The Google Tag Manager has established itself as the de facto standard for the integration of tracking scripts. In this way, on the one hand, responsibilities (online marketing vs. programming) are clearly separated and, on the other hand, you can quickly set up and modify tracking via an additional deployment channel. Here are two little tips for setting up triggers.
when creating triggers, you often choose the option "match CSS selector" as trigger type. for example, if you enter the value .foo .bar .button, it often happens that the trigger does not trigger reliably. the reason for this is usually that other html elements (for example <span> elements for additional styling) can be hidden within the button element. if you then click directly on these child elements, the trigger is not triggered - the event is not propagated upwards in the DOM hierarchy (not bubbled). to work around this, repeat the selector and add the universal selector "*". in our example, the entire expression is .foo .bar .button, .foo .bar .button *.
As a second tip, since iOS 10.2 (up to the current version) there is an annoying behavior in the Safari browser: If you track mailto: links, under certain circumstances the following message appears after tapping on the link:

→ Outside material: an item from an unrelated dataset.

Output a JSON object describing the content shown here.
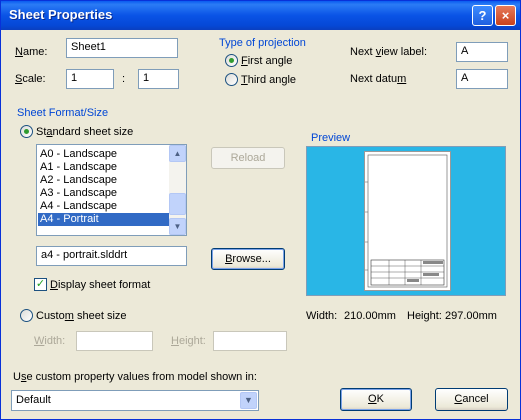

Here the trigger type " Click - Links only " was activated with the option " Wait for tags ". This delays the activation of the actual link target, which leads to the aforementioned message. After disabling the option, the problem no longer occurs. Alternatively, you can also use the trigger type " click - all elements " and specify the target as precisely as possible as a link using the CSS selector.